Life has its ups and downs, the economy is cyclical (especially technology's boom and bust cycles), business is feast or famine, what goes around comes around. The older you get, the more you realize that everything about life is a roller-coaster.
This week began with a global market sell-off over fears of an economic recession hitting America. For the record, I don't agree that we're heading for recession. On the other hand, it's not reasonable to believe in a perpetual bull market. That's just not the way it is. What goes up must come down. Maybe not all the way down, but somewhat.

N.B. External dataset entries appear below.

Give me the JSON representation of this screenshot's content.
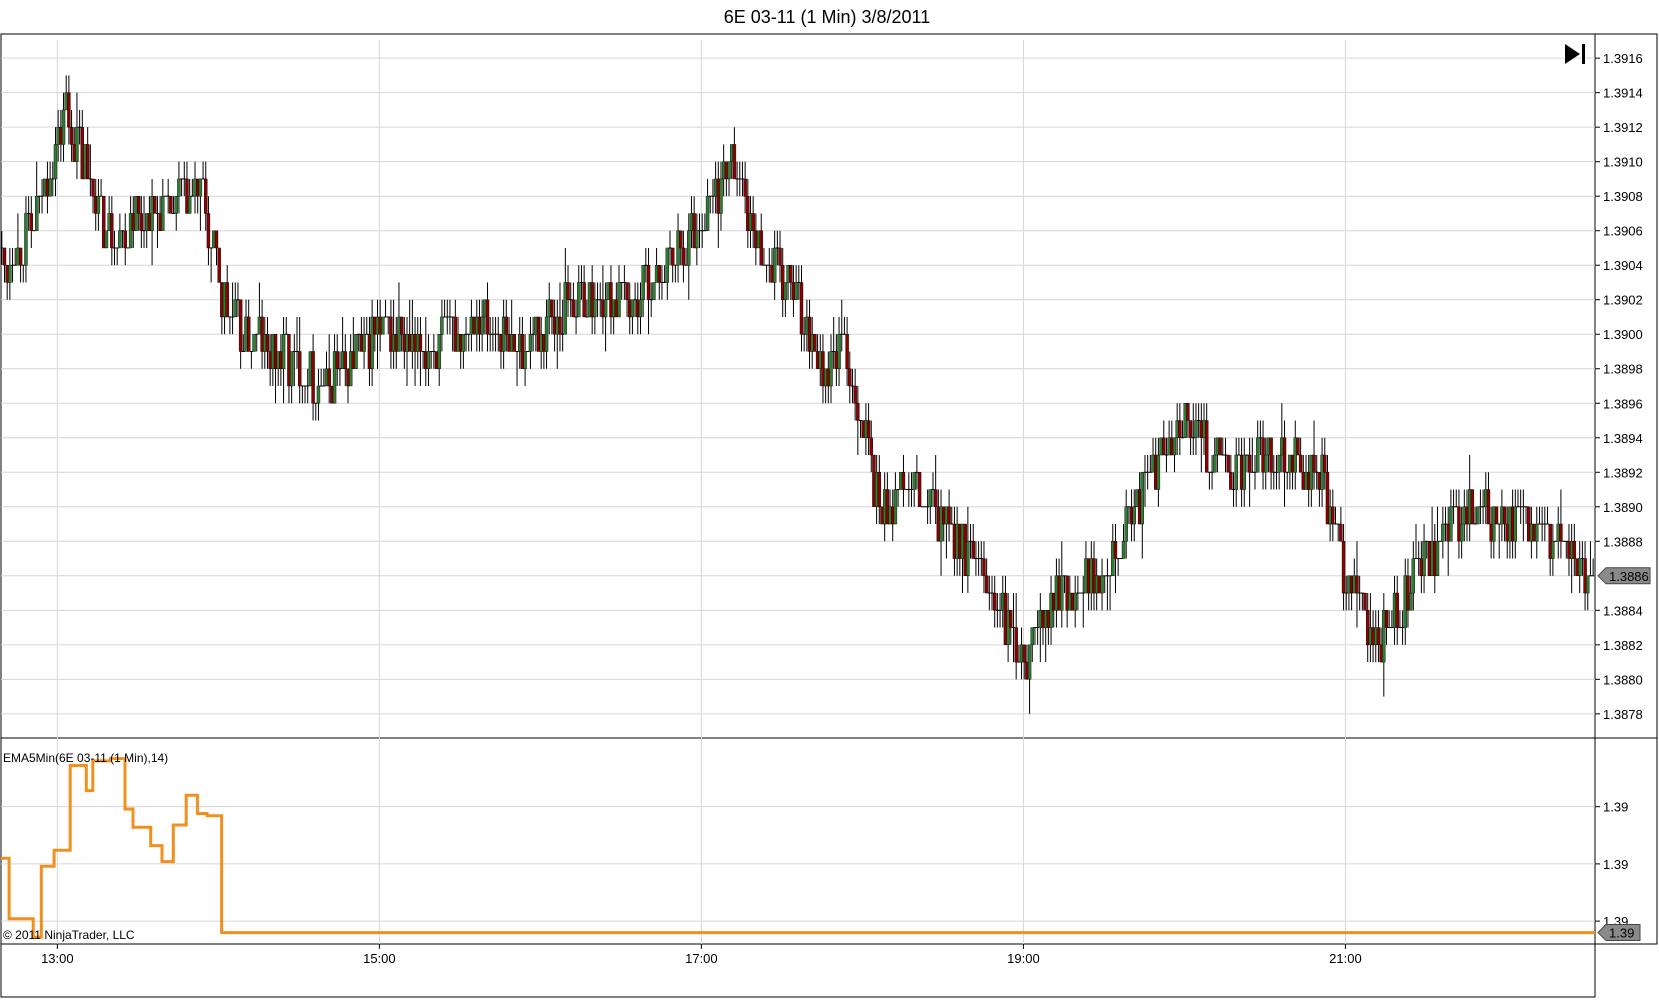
{
  "window": {
    "title": "6E 03-11 (1 Min)  3/8/2011"
  },
  "colors": {
    "up_bar": "#2e7d32",
    "down_bar": "#8b0000",
    "wick": "#000000",
    "indicator": "#f0901e",
    "grid": "#d6d6d6",
    "price_marker": "#8a8a8a"
  },
  "buttons": {
    "go_to_end_icon": "skip-to-end-icon"
  },
  "chart_data": [
    {
      "type": "candlestick",
      "panel": "price",
      "title": "6E 03-11 (1 Min)  3/8/2011",
      "x_ticks": [
        "13:00",
        "15:00",
        "17:00",
        "19:00",
        "21:00"
      ],
      "x_tick_hours": [
        13,
        15,
        17,
        19,
        21
      ],
      "x_range_hours": [
        12.65,
        22.55
      ],
      "y_ticks": [
        "1.3916",
        "1.3914",
        "1.3912",
        "1.3910",
        "1.3908",
        "1.3906",
        "1.3904",
        "1.3902",
        "1.3900",
        "1.3898",
        "1.3896",
        "1.3894",
        "1.3892",
        "1.3890",
        "1.3888",
        "1.3884",
        "1.3882",
        "1.3880",
        "1.3878"
      ],
      "ylim": [
        1.38766,
        1.39174
      ],
      "last_price_label": "1.3886",
      "last_price": 1.3886,
      "grid": true,
      "path_hours": [
        12.65,
        12.85,
        13.05,
        13.3,
        13.6,
        13.9,
        14.05,
        14.35,
        14.65,
        15.0,
        15.3,
        15.6,
        15.85,
        16.2,
        16.55,
        16.9,
        17.2,
        17.35,
        17.6,
        17.75,
        17.9,
        18.1,
        18.3,
        18.6,
        18.85,
        19.0,
        19.2,
        19.45,
        19.7,
        19.95,
        20.3,
        20.55,
        20.85,
        21.0,
        21.2,
        21.45,
        21.75,
        22.0,
        22.3,
        22.55
      ],
      "path_prices": [
        1.3904,
        1.3906,
        1.3913,
        1.3906,
        1.3907,
        1.3908,
        1.3901,
        1.3899,
        1.3897,
        1.39,
        1.3899,
        1.3901,
        1.3899,
        1.3902,
        1.3902,
        1.3905,
        1.391,
        1.3905,
        1.3902,
        1.3898,
        1.3899,
        1.389,
        1.3891,
        1.3888,
        1.3884,
        1.3881,
        1.3885,
        1.3886,
        1.389,
        1.3895,
        1.3892,
        1.3893,
        1.3892,
        1.3886,
        1.3882,
        1.3886,
        1.389,
        1.3889,
        1.3888,
        1.3886
      ]
    },
    {
      "type": "line",
      "panel": "indicator",
      "series": [
        {
          "name": "EMA5Min(6E 03-11 (1 Min),14)"
        }
      ],
      "label": "EMA5Min(6E 03-11 (1 Min),14)",
      "y_ticks": [
        "1.39",
        "1.39",
        "1.39"
      ],
      "y_tick_levels": [
        1.0,
        0.5,
        0.0
      ],
      "last_value_label": "1.39",
      "x_hours": [
        12.65,
        12.7,
        12.7,
        12.85,
        12.85,
        12.9,
        12.9,
        12.98,
        12.98,
        13.08,
        13.08,
        13.18,
        13.18,
        13.22,
        13.22,
        13.33,
        13.33,
        13.42,
        13.42,
        13.47,
        13.47,
        13.58,
        13.58,
        13.65,
        13.65,
        13.72,
        13.72,
        13.8,
        13.8,
        13.87,
        13.87,
        13.93,
        13.93,
        14.02,
        14.02,
        22.55
      ],
      "y_levels": [
        0.55,
        0.55,
        0.02,
        0.02,
        -0.14,
        -0.14,
        0.48,
        0.48,
        0.62,
        0.62,
        1.36,
        1.36,
        1.14,
        1.14,
        1.4,
        1.4,
        1.42,
        1.42,
        0.98,
        0.98,
        0.82,
        0.82,
        0.66,
        0.66,
        0.52,
        0.52,
        0.84,
        0.84,
        1.1,
        1.1,
        0.94,
        0.94,
        0.92,
        0.92,
        -0.1,
        -0.1
      ]
    }
  ],
  "footer": {
    "copyright": "© 2011 NinjaTrader, LLC"
  }
}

According to Wikipedia(so it must be right), the macroeconomic definition of recession is declining gross domestic product (GDP) for two successive quarters. But these days, the term recession is associated more with declining economic factors, like corporate earnings and employment, for at least a few months.
Any way you define recession, it's common for people to take the opportunity to become depressed. The truth is you're better off looking at tough times as an opportunity, but you're not going to do that just because I say so, are you?
That's okay, go ahead and be miserable. And while you're at it, here are some ideas to help you get by.
Top ten things to do in a recession
10. Catch up on your internet porn. Don't bother paying; you can waste hours a day just checking out the free stuff.
9. Play with your old baseball cards. Or Barbie dolls, GI Joe collection, Star Trek memorabilia, obsolete computer parts, whatever gets you going.
8. Prune your roses. Or your fruit tress, pot plants, whatever. It's therapeutic.
7. Take a tour of hospitals and clinics Britney Spears has been to. That should take at least six months.
6. Visit your family. I mean your entire family. You can mooch off all your aunts, cousins, nephews, everybody, all in exchange for home IT support.
5. Watch every episode of "Friends" - all ten seasons. Chronicle all Jennifer Aniston's hairstyles and Matt Perry's weight changes.
4. Become nocturnal. Since there won't be any work or original TV programming, you won't miss a thing. Just think of the productivity - no traffic, no people, no stress.
3. Introduce yourself to the wife and kids. Who knows, they might actually like you. If not, get divorced. You'll make out better if you're out of work.
2. Start a blog on depression. Think of the audience you can get. Ten percent of the U.S. population is like 30 million people right there.
1. Get back to nature. Live like Bigfoot: hunt and fish for your food, eat with your bare hands, crap in the woods. Really, it's cathartic.
In all seriousness, when recession looms, you might consider my original advice. The best time for starting a new venture or doing something new and exciting with your career or your life is when times are hard and you can't see the light at the end of the tunnel.
I don't know why that is, but I think it has something to do with a natural human tendency to survive and thrive. With all the random crap nature throws at us and all the problems we create for ourselves, we always seem to find a way to get through it.
So, even when you're not feeling very optimistic, trust that you have the ability to persevere and turn things around. All you've got to do is get some perspective and find the ignition switch. Try it, it works.